Line count for "подзаголовка": say how many lines of the data contain it, with no other text.
=== Section Start ===
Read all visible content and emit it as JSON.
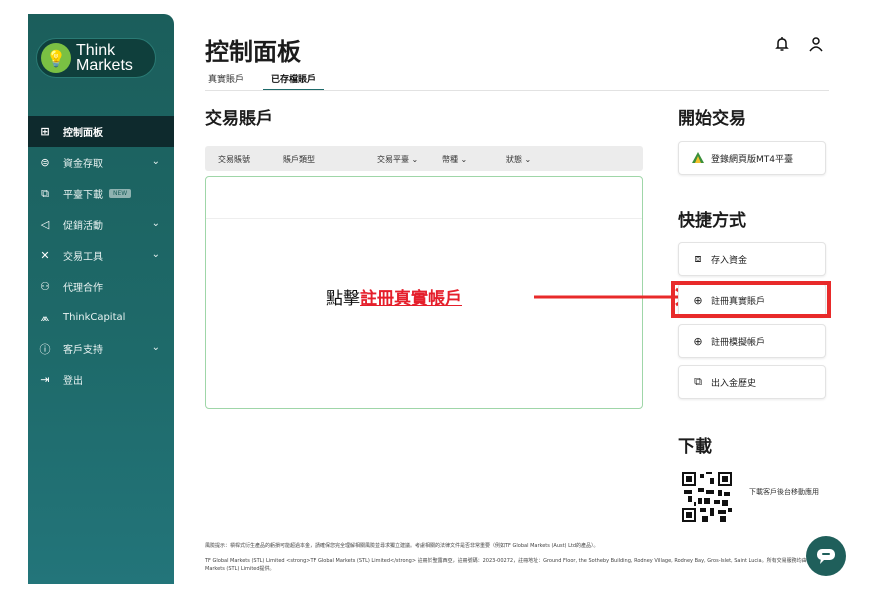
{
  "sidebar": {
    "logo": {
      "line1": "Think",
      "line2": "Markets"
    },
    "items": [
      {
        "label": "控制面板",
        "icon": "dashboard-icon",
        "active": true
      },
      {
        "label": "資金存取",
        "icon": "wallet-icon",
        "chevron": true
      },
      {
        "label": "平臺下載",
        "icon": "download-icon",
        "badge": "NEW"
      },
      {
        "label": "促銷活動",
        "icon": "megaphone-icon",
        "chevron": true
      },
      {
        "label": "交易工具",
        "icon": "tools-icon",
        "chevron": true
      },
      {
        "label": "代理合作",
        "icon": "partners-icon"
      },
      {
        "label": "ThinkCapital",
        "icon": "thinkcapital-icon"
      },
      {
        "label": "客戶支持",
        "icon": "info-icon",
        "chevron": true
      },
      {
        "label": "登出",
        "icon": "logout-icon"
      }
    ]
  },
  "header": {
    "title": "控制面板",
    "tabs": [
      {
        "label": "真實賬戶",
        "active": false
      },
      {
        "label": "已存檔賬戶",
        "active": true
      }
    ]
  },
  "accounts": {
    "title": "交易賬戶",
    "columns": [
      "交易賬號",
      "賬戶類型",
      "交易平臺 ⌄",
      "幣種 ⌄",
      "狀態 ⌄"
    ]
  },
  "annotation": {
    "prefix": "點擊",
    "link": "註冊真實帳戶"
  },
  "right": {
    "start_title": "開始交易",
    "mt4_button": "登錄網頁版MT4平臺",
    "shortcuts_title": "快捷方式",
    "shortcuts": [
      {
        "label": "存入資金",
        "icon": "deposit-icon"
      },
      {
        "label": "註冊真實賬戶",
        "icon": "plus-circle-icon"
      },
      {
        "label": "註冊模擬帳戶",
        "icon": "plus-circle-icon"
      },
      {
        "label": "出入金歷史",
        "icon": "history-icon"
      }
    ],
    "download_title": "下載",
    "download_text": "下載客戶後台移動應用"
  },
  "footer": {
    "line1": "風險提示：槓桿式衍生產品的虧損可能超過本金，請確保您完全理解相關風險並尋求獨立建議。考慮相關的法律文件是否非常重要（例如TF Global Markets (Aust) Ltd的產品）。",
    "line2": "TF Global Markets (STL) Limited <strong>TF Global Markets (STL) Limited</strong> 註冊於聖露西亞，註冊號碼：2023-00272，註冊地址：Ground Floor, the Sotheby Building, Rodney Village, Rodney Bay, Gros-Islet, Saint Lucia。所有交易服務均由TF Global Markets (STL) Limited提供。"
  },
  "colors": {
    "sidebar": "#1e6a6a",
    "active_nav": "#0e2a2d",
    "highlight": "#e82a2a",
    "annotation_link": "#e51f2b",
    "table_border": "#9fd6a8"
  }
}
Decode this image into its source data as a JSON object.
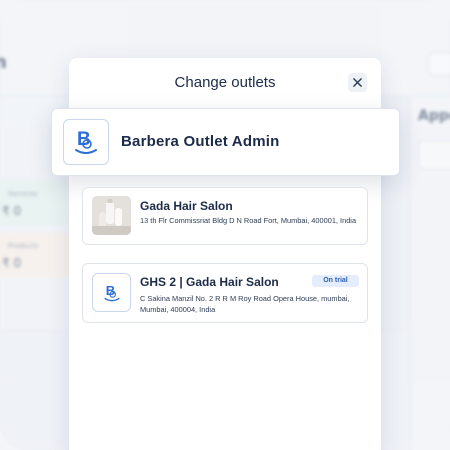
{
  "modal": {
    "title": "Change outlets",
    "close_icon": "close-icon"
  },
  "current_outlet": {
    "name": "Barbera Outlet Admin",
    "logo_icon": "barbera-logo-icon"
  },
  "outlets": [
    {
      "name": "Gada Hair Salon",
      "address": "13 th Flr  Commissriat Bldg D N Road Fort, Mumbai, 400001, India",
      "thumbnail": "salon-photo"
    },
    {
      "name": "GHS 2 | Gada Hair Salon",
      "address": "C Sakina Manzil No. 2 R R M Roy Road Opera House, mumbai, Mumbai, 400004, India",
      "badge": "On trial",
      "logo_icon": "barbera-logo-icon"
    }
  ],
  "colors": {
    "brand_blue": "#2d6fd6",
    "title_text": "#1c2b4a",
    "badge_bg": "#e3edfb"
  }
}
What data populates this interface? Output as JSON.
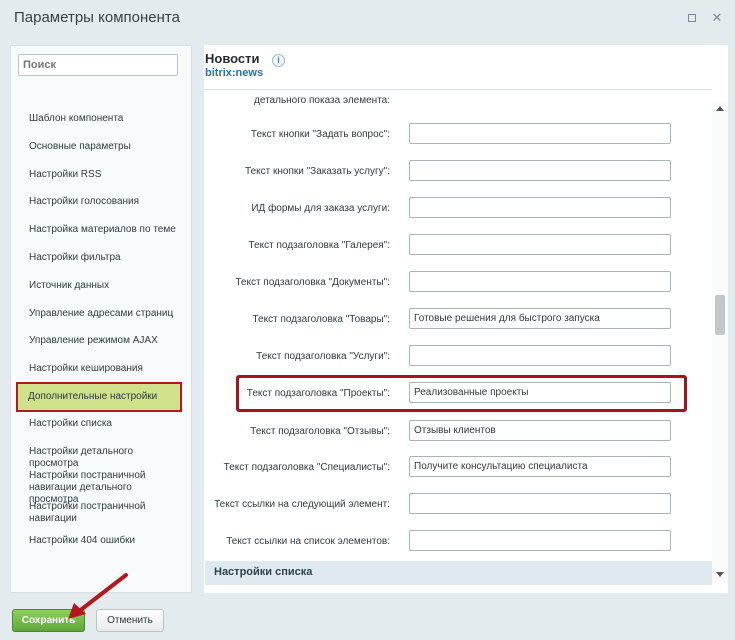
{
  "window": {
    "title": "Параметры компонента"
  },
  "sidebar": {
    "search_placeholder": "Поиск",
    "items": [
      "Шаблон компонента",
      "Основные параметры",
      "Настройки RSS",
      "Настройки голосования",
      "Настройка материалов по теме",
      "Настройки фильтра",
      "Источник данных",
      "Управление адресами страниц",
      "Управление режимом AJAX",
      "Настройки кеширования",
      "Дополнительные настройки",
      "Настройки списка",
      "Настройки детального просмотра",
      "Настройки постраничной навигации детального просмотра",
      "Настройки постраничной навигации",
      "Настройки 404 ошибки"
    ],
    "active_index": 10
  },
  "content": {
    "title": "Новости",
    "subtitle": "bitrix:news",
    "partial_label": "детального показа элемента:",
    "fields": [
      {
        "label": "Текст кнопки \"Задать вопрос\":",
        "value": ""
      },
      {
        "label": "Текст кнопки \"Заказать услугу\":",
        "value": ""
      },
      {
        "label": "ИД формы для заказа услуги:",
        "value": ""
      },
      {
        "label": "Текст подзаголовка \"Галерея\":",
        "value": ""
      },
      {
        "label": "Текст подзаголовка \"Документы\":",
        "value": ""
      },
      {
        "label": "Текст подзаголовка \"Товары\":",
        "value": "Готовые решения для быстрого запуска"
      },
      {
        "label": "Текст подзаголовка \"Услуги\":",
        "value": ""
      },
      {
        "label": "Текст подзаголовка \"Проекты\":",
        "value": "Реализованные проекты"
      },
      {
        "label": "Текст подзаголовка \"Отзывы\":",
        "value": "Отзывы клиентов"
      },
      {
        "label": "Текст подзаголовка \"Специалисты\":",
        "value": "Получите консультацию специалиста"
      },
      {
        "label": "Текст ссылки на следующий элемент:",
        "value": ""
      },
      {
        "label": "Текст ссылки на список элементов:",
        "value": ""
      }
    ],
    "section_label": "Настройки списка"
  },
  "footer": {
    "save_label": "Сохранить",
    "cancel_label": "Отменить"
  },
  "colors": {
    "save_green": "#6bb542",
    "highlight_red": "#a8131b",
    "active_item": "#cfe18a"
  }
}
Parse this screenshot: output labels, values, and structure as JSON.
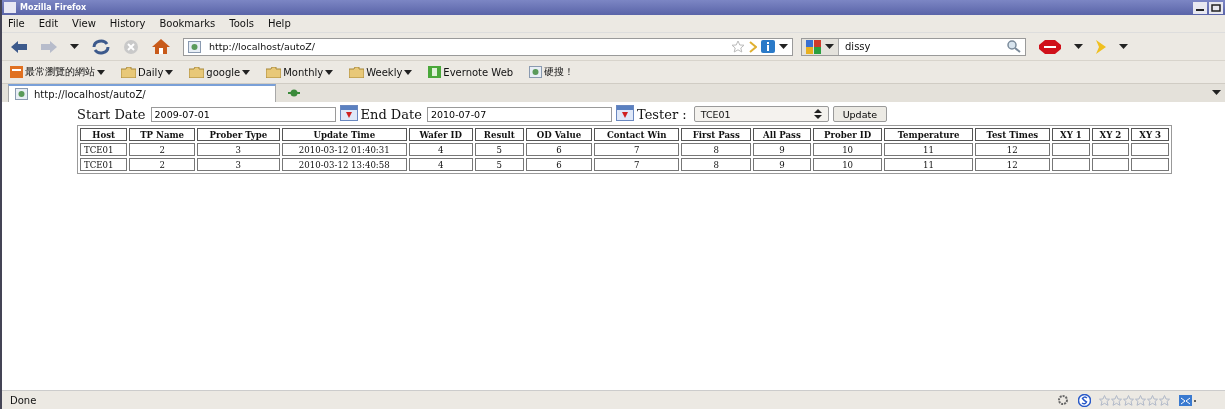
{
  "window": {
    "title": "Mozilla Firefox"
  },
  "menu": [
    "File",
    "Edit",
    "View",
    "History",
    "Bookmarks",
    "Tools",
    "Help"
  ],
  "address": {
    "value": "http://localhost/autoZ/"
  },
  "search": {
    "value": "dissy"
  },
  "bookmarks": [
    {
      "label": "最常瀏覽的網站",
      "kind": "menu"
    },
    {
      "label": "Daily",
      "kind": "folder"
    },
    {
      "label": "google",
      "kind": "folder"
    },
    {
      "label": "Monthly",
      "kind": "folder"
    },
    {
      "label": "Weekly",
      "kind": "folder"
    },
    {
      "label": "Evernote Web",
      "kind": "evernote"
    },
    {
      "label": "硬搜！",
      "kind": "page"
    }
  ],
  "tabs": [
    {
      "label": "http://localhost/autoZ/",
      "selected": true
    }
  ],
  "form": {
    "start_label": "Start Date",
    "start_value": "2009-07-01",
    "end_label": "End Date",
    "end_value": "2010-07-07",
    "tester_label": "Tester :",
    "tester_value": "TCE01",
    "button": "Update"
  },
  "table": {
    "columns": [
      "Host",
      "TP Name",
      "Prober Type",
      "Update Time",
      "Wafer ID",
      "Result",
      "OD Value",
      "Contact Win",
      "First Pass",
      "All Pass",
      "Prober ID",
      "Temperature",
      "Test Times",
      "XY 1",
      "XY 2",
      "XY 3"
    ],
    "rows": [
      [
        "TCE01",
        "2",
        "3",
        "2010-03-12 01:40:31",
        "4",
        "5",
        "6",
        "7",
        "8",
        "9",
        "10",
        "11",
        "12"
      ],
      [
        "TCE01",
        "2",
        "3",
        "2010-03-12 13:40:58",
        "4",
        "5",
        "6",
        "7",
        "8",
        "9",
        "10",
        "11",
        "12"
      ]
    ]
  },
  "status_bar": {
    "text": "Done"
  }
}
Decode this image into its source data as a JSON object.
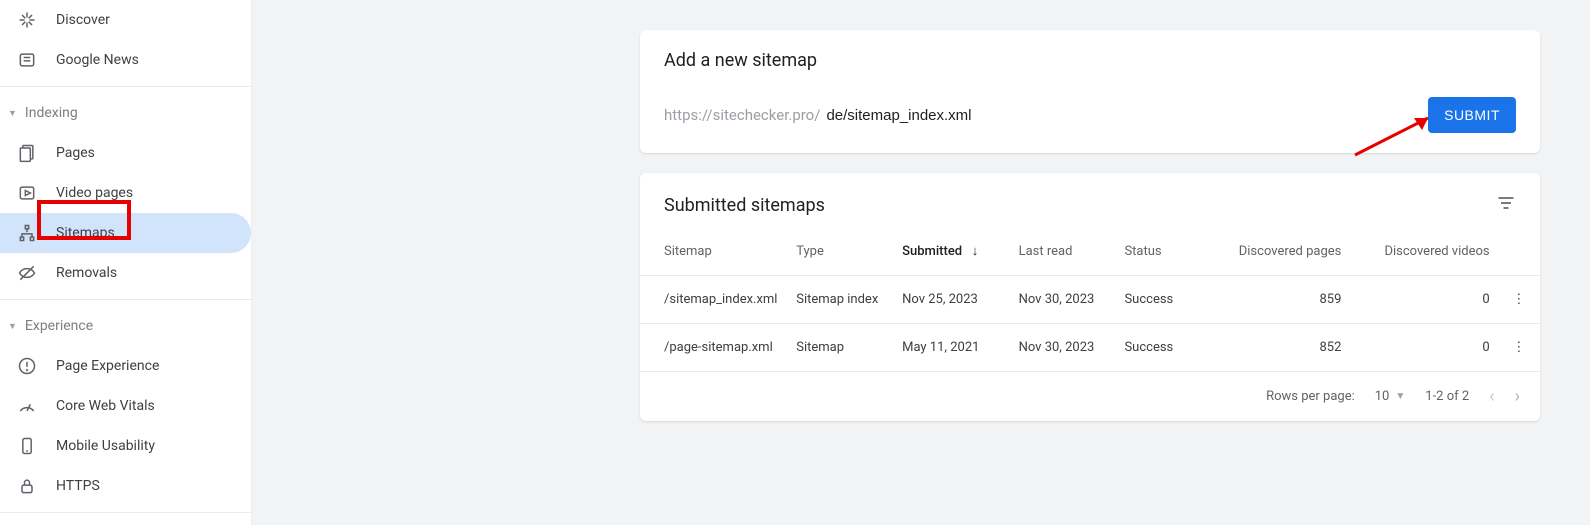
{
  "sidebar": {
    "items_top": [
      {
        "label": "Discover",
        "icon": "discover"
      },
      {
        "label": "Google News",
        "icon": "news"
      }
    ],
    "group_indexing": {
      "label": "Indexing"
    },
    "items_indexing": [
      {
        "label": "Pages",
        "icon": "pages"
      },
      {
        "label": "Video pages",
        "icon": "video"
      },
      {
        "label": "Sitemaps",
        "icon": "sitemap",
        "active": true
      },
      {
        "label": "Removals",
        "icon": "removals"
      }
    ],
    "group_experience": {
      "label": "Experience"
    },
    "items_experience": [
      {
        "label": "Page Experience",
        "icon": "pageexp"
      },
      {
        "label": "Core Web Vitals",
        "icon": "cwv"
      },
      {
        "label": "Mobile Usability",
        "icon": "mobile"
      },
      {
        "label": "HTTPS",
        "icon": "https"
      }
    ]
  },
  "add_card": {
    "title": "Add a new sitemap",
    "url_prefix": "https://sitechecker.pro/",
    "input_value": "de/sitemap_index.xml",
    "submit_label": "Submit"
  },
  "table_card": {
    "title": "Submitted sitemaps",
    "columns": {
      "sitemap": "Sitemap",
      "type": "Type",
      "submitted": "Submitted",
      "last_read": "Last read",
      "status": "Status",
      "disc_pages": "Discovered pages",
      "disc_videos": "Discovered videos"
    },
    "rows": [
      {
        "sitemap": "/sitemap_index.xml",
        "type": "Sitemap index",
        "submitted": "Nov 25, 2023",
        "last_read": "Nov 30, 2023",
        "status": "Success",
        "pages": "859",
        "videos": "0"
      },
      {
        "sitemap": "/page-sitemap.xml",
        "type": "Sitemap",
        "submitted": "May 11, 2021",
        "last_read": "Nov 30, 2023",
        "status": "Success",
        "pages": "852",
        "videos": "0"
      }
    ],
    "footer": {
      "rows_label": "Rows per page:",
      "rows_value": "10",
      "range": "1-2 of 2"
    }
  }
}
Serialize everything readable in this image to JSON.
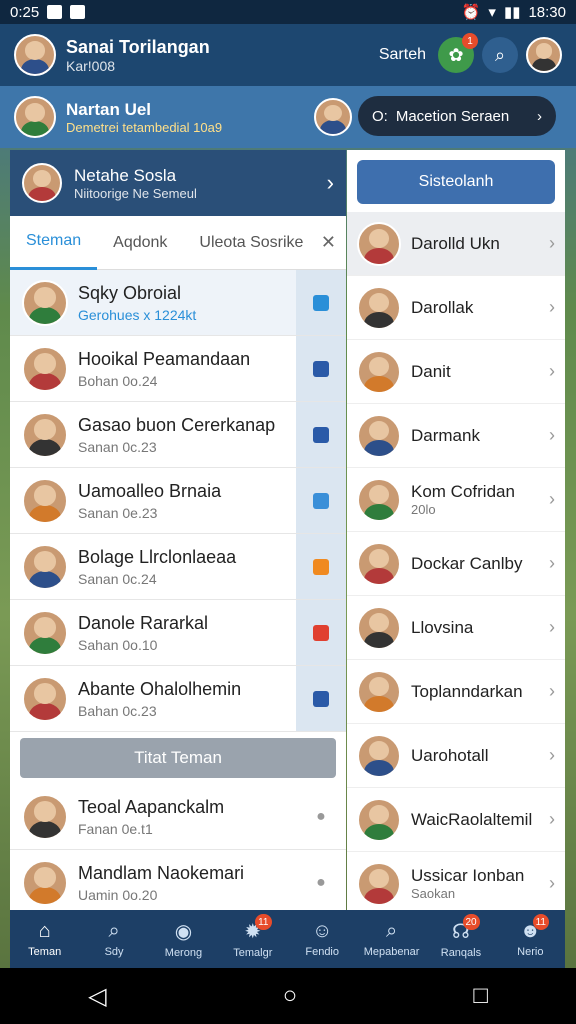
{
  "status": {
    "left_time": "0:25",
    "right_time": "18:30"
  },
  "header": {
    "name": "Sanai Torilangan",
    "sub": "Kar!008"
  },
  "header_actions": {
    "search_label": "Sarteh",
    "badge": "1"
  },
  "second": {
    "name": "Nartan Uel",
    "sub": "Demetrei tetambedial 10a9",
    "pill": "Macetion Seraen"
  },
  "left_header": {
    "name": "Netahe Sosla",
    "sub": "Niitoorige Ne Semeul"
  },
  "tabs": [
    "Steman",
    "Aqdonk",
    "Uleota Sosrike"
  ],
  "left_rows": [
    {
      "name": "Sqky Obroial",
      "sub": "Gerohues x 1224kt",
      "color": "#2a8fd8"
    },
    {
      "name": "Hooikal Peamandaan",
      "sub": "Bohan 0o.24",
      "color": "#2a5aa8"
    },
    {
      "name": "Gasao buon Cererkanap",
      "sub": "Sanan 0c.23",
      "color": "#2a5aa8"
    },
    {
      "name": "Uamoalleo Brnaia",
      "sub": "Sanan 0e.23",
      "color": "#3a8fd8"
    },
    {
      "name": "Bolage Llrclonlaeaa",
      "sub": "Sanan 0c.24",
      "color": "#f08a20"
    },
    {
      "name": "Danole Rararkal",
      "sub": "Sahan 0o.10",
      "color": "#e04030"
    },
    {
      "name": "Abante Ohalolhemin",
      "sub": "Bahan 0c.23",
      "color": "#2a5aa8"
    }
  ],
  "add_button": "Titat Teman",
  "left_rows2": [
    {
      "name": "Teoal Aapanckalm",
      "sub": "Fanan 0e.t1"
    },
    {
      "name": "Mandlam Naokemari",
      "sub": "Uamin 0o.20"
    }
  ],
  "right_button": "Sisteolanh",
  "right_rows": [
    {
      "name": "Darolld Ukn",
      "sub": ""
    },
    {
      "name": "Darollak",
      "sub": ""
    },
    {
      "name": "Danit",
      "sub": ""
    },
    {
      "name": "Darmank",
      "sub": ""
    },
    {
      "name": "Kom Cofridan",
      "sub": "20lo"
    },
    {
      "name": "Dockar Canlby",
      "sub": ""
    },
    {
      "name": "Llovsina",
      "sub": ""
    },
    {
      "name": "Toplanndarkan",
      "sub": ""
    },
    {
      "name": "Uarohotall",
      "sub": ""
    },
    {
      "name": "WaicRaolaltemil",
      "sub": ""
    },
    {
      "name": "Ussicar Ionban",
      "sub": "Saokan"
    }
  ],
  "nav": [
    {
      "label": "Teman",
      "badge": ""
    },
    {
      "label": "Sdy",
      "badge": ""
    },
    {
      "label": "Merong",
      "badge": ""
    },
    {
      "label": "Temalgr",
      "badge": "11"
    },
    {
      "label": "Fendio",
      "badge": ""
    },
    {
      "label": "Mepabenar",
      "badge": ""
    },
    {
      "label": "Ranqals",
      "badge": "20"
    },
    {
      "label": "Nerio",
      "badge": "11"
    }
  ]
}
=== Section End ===
### Result below:
7